Although this invention has been disclosed and illustrated with reference to particular embodiments, the principles involved are susceptible of numerous other modifications which will be apparent to persons skilled in the art.
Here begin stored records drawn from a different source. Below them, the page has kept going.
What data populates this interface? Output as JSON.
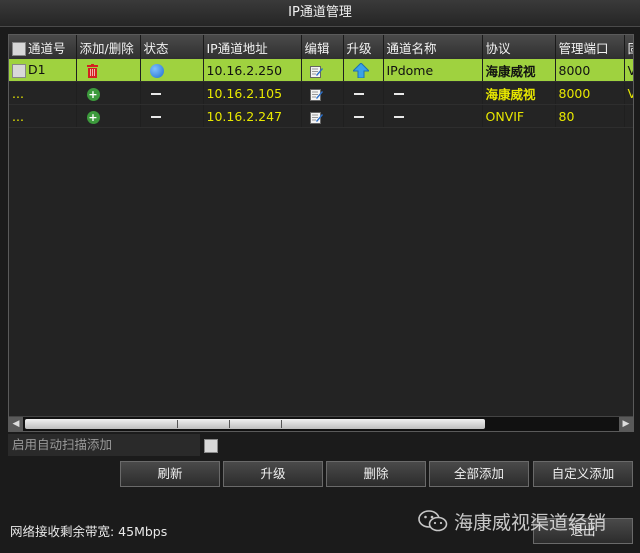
{
  "window": {
    "title": "IP通道管理"
  },
  "table": {
    "headers": [
      "通道号",
      "添加/删除",
      "状态",
      "IP通道地址",
      "编辑",
      "升级",
      "通道名称",
      "协议",
      "管理端口",
      "固"
    ],
    "rows": [
      {
        "channel": "D1",
        "ip": "10.16.2.250",
        "name": "IPdome",
        "protocol": "海康威视",
        "port": "8000",
        "extra": "V",
        "action_icon": "trash-icon",
        "status_icon": "status-online-icon",
        "upgrade_icon": "upgrade-arrow-icon"
      },
      {
        "channel": "...",
        "ip": "10.16.2.105",
        "name": "",
        "protocol": "海康威视",
        "port": "8000",
        "extra": "V",
        "action_icon": "add-icon",
        "status_icon": "dash",
        "upgrade_icon": "dash"
      },
      {
        "channel": "...",
        "ip": "10.16.2.247",
        "name": "",
        "protocol": "ONVIF",
        "port": "80",
        "extra": "",
        "action_icon": "add-icon",
        "status_icon": "dash",
        "upgrade_icon": "dash"
      }
    ]
  },
  "auto_scan": {
    "label": "启用自动扫描添加",
    "checked": false
  },
  "buttons": {
    "refresh": "刷新",
    "upgrade": "升级",
    "delete": "删除",
    "add_all": "全部添加",
    "custom_add": "自定义添加",
    "exit": "退出"
  },
  "status_bar": {
    "bandwidth": "网络接收剩余带宽: 45Mbps"
  },
  "watermark": {
    "text": "海康威视渠道经销"
  },
  "colors": {
    "selected_row": "#9fd23f",
    "row_text": "#e8e800",
    "background": "#1b1b1b"
  }
}
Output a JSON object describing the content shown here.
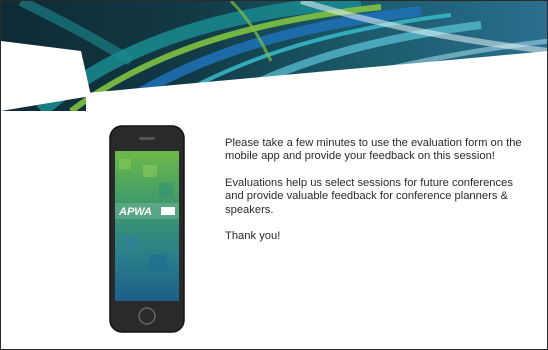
{
  "slide": {
    "paragraphs": [
      "Please take a few minutes to use the evaluation form on the mobile app and provide your feedback on this session!",
      "Evaluations help us select sessions for future conferences and provide valuable feedback for conference planners & speakers.",
      "Thank you!"
    ]
  },
  "phone": {
    "app_logo": "APWA"
  },
  "colors": {
    "banner_dark": "#0f2f3a",
    "banner_teal": "#1a8a90",
    "banner_green": "#7fc241",
    "banner_blue": "#1f6fb2",
    "phone_body": "#2a2a2a",
    "screen_top": "#7ac043",
    "screen_bottom": "#1f6e8c",
    "text": "#2b2b2b"
  }
}
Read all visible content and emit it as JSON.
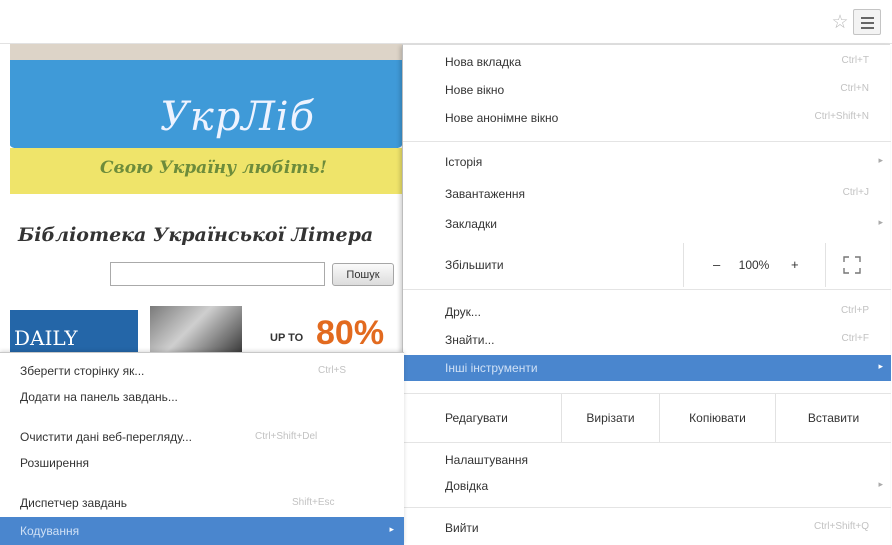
{
  "toolbar": {
    "bookmark_icon": "star-outline-icon",
    "star_glyph": "☆",
    "menu_icon": "hamburger-menu-icon"
  },
  "page": {
    "logo": "УкрЛіб",
    "slogan": "Свою Україну любіть!",
    "title": "Бібліотека Української Літера",
    "search_button": "Пошук",
    "ad_daily": "DAILY",
    "ad_upto": "UP TO",
    "ad_percent": "80%"
  },
  "menu": {
    "new_tab": {
      "label": "Нова вкладка",
      "shortcut": "Ctrl+T"
    },
    "new_window": {
      "label": "Нове вікно",
      "shortcut": "Ctrl+N"
    },
    "incognito": {
      "label": "Нове анонімне вікно",
      "shortcut": "Ctrl+Shift+N"
    },
    "history": {
      "label": "Історія"
    },
    "downloads": {
      "label": "Завантаження",
      "shortcut": "Ctrl+J"
    },
    "bookmarks": {
      "label": "Закладки"
    },
    "zoom": {
      "label": "Збільшити",
      "minus": "–",
      "value": "100%",
      "plus": "+"
    },
    "print": {
      "label": "Друк...",
      "shortcut": "Ctrl+P"
    },
    "find": {
      "label": "Знайти...",
      "shortcut": "Ctrl+F"
    },
    "more_tools": {
      "label": "Інші інструменти"
    },
    "edit": {
      "label": "Редагувати",
      "cut": "Вирізати",
      "copy": "Копіювати",
      "paste": "Вставити"
    },
    "settings": {
      "label": "Налаштування"
    },
    "help": {
      "label": "Довідка"
    },
    "exit": {
      "label": "Вийти",
      "shortcut": "Ctrl+Shift+Q"
    },
    "arrow": "▸"
  },
  "submenu": {
    "save_page": {
      "label": "Зберегти сторінку як...",
      "shortcut": "Ctrl+S"
    },
    "add_to_taskbar": {
      "label": "Додати на панель завдань..."
    },
    "clear_data": {
      "label": "Очистити дані веб-перегляду...",
      "shortcut": "Ctrl+Shift+Del"
    },
    "extensions": {
      "label": "Розширення"
    },
    "task_manager": {
      "label": "Диспетчер завдань",
      "shortcut": "Shift+Esc"
    },
    "encoding": {
      "label": "Кодування"
    },
    "arrow": "▸"
  },
  "colors": {
    "highlight": "#4a86ce",
    "banner_blue": "#3f9ad8",
    "banner_yellow": "#efe46a",
    "ad_orange": "#e26a1f"
  }
}
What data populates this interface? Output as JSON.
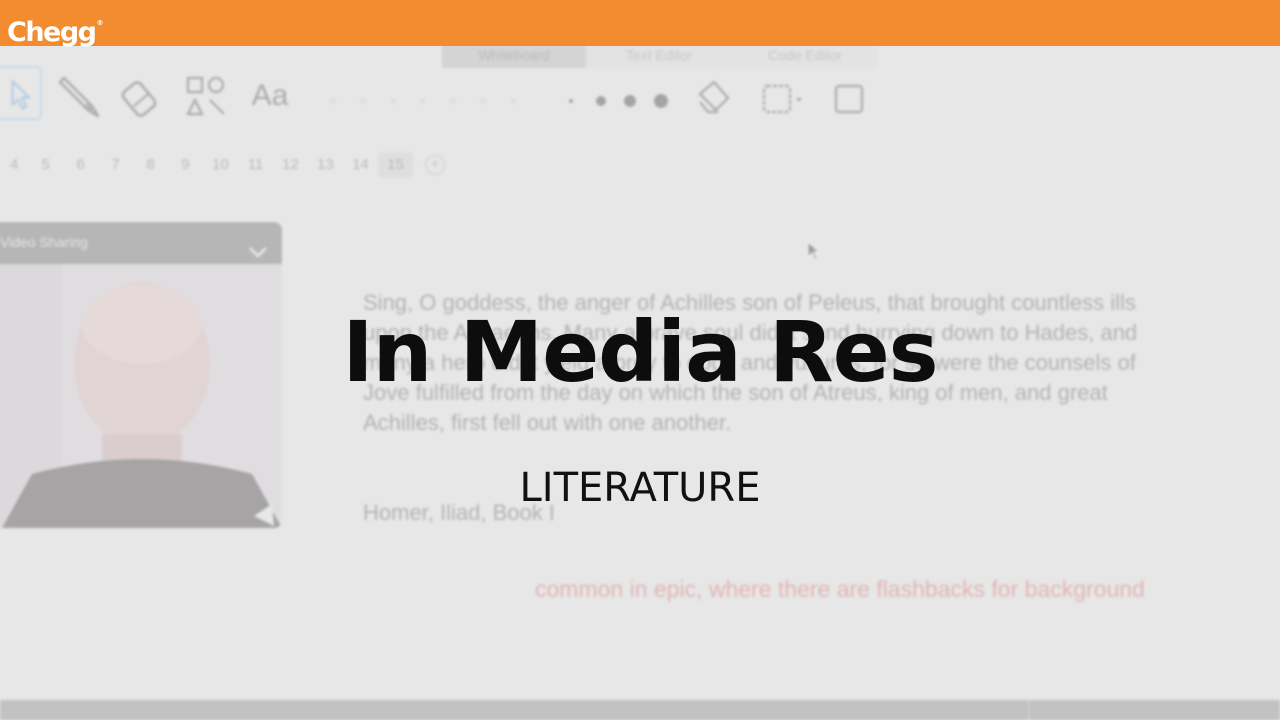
{
  "brand": {
    "logo_text": "Chegg",
    "registered_mark": "®",
    "bar_color": "#f28c2e"
  },
  "toolbar": {
    "mode_tabs": [
      "Whiteboard",
      "Text Editor",
      "Code Editor"
    ],
    "active_mode": "Whiteboard",
    "font_tool_label": "Aa",
    "tool_icons": [
      "select-cursor-icon",
      "pencil-icon",
      "eraser-icon",
      "shapes-icon",
      "text-icon",
      "stroke-size-icon",
      "fill-icon",
      "grid-icon",
      "frame-icon"
    ]
  },
  "pages": {
    "numbers": [
      "4",
      "5",
      "6",
      "7",
      "8",
      "9",
      "10",
      "11",
      "12",
      "13",
      "14",
      "15"
    ],
    "current": "15",
    "add_label": "+"
  },
  "video_panel": {
    "title": "Video Sharing"
  },
  "document": {
    "passage": "Sing, O goddess, the anger of Achilles son of Peleus, that brought countless ills upon the Achaeans. Many a brave soul did it send hurrying down to Hades, and many a hero did it yield a prey to dogs and vultures, for so were the counsels of Jove fulfilled from the day on which the son of Atreus, king of men, and great Achilles, first fell out with one another.",
    "citation": "Homer, Iliad, Book I",
    "annotation": "common in epic, where there are flashbacks for background",
    "annotation_color": "#d9696b"
  },
  "overlay": {
    "title": "In Media Res",
    "subtitle": "LITERATURE"
  }
}
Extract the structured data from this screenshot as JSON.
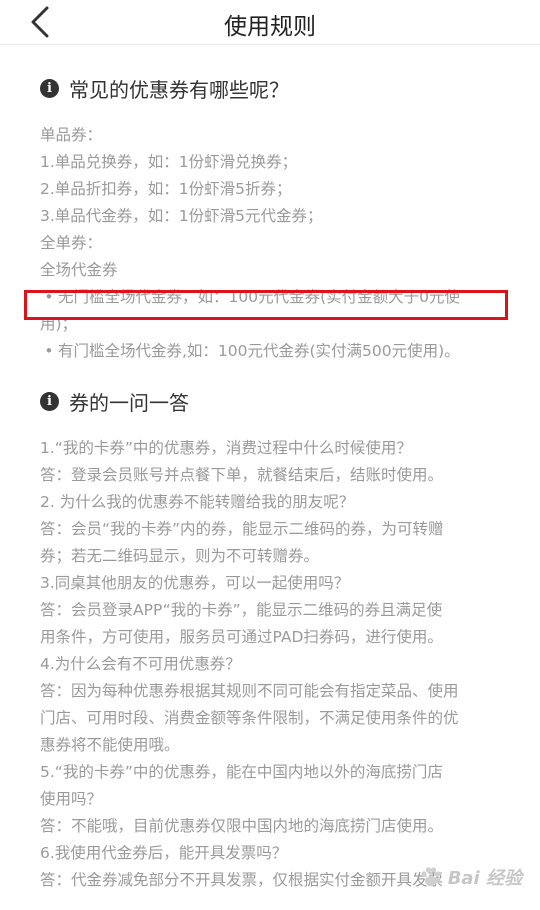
{
  "header": {
    "title": "使用规则"
  },
  "section1": {
    "title": "常见的优惠券有哪些呢？",
    "lines": [
      "单品券：",
      "1.单品兑换券，如：1份虾滑兑换券；",
      "2.单品折扣券，如：1份虾滑5折券；",
      "3.单品代金券，如：1份虾滑5元代金券；",
      "全单券：",
      "全场代金券"
    ],
    "bullet1_a": "无门槛全场代金券，如：100元代金券(实付金额大于0元使",
    "bullet1_b": "用)；",
    "bullet2": "有门槛全场代金券,如：100元代金券(实付满500元使用)。"
  },
  "section2": {
    "title": "券的一问一答",
    "lines": [
      "1.“我的卡券”中的优惠券，消费过程中什么时候使用？",
      "答：登录会员账号并点餐下单，就餐结束后，结账时使用。",
      "2. 为什么我的优惠券不能转赠给我的朋友呢？",
      "答：会员“我的卡券”内的券，能显示二维码的券，为可转赠",
      "券；若无二维码显示，则为不可转赠券。",
      "3.同桌其他朋友的优惠券，可以一起使用吗？",
      "答：会员登录APP“我的卡券”，能显示二维码的券且满足使",
      "用条件，方可使用，服务员可通过PAD扫券码，进行使用。",
      "4.为什么会有不可用优惠券？",
      "答：因为每种优惠券根据其规则不同可能会有指定菜品、使用",
      "门店、可用时段、消费金额等条件限制，不满足使用条件的优",
      "惠券将不能使用哦。",
      "5.“我的卡券”中的优惠券，能在中国内地以外的海底捞门店",
      "使用吗？",
      "答：不能哦，目前优惠券仅限中国内地的海底捞门店使用。",
      "6.我使用代金券后，能开具发票吗？",
      "答：代金券减免部分不开具发票，仅根据实付金额开具发票"
    ]
  },
  "watermark": {
    "text": "Bai 经验"
  },
  "colors": {
    "highlight": "#d9141b",
    "text": "#9a9a9a",
    "heading": "#333333"
  }
}
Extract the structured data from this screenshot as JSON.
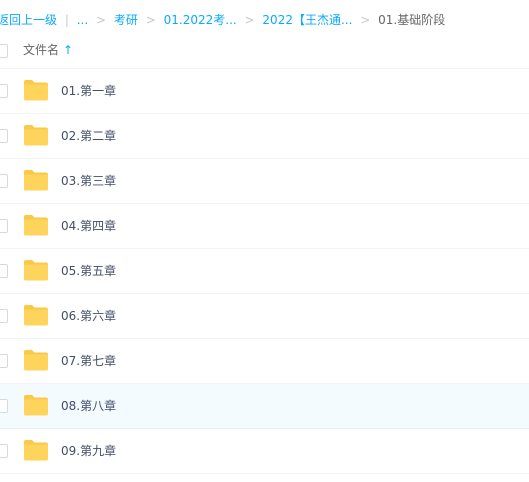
{
  "breadcrumb": {
    "back": "返回上一级",
    "separator_pipe": "|",
    "ellipsis": "...",
    "items": [
      "考研",
      "01.2022考...",
      "2022【王杰通..."
    ],
    "current": "01.基础阶段",
    "link_color": "#09aaff"
  },
  "header": {
    "column_label": "文件名",
    "sort_icon": "arrow-up-icon",
    "sort_glyph": "↑"
  },
  "files": [
    {
      "name": "01.第一章",
      "icon": "folder-icon"
    },
    {
      "name": "02.第二章",
      "icon": "folder-icon"
    },
    {
      "name": "03.第三章",
      "icon": "folder-icon"
    },
    {
      "name": "04.第四章",
      "icon": "folder-icon"
    },
    {
      "name": "05.第五章",
      "icon": "folder-icon"
    },
    {
      "name": "06.第六章",
      "icon": "folder-icon"
    },
    {
      "name": "07.第七章",
      "icon": "folder-icon"
    },
    {
      "name": "08.第八章",
      "icon": "folder-icon",
      "hovered": true
    },
    {
      "name": "09.第九章",
      "icon": "folder-icon"
    }
  ],
  "colors": {
    "folder": "#ffd45c",
    "folder_tab": "#f9c94a",
    "hover_row": "#f4fbff"
  }
}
For instance, the embodiments discussed in connection with FIG. 5 could include electron multipliers as illustrated in FIG. 2. The invention is, therefore, to be limited only as indicated by the scope of the appended claims.
l. An analog-to-digital converter, including: a rotatable optical disc having a plurality of concentric code rings representing the digits of a number; a stationary light source for providing light along a thin radial area of said disc across each of said rings, each of said code rings having a number of alternate sections transparent and opaque respectively to the light from said source so that as said disc rotates diierent combinations of transparent and opaque sections are lined up in the thin radial area of light; a stationary photoemissive vacuum tube positioned adjacent said disc along the path of the light from said source so that the light along said thin radial area which passes through a transparent section of any one of the code rings enters said tube, said tube including a translucent photoemissive cathode having an electron emissive surface at least as large circumferentially as said then radial area illuminated by the light from said source; and an electron receptor for each of said code rings positioned adjacent said electron emissive surface for receiving the electrons emitted from the portion of said surface adjacent thereto, said electron receptors being arranged in a row parallel to said thin radial area so that said receptors are selectively energized in accordance With the coding determined by the transparent sections of said rings along said thin radial area illuminated by the light from said source.
2. An analog-to digital converter, including: a rotatable optical disc having a plurality of concentric code rings representing the digits of a number; a stationary light source for providing light along a radial area of said disc across each of said rings, each of said code rings having a number of alternate sections transparent and opaque respectively to the light from said source so that as said disc rotates dilerent `combinations of transparent and opaque sections are lined up in the radial area of light; a stationary photoemissive vacuum tube positioned adjacent said disc along the path of the light from said source so that the light along said radial area which passes through a transparent section of any one of the code rings enters said tube, said tube including a thin radial translucent photoemissive cathode having an electron emissive surface deining a thin radial area illuminated by the light from said source; and an electron receptor for each of said code rings positioned adjacent said electron emissive surface for receiving the electrons emitted from the portion of said surface adjacent thereto, said electron receptors being arranged in a row parallel to said thin radial area so that said receptors are selectively energized in accordance with the coding determined by the transparent sections of said rings along said thin radial area illuminated by the light from said source.
References Cited in the le of this patent UNITED STATES PATENTS 2,632,058 Gray Mar. 17, 1953 2,667,599 Rajchman Jan. 26, 1954 2,714,204 Lippel July 26, 1955 2,754,428 Franks et al July 10, 1956 2,836,755 Sommer May 27, 1958 2,895,068 Rodda July 14, 1959 2,966,671 Abbott et al Dec. 27, 1960 3,020,534 Jones Feb. 6, 1962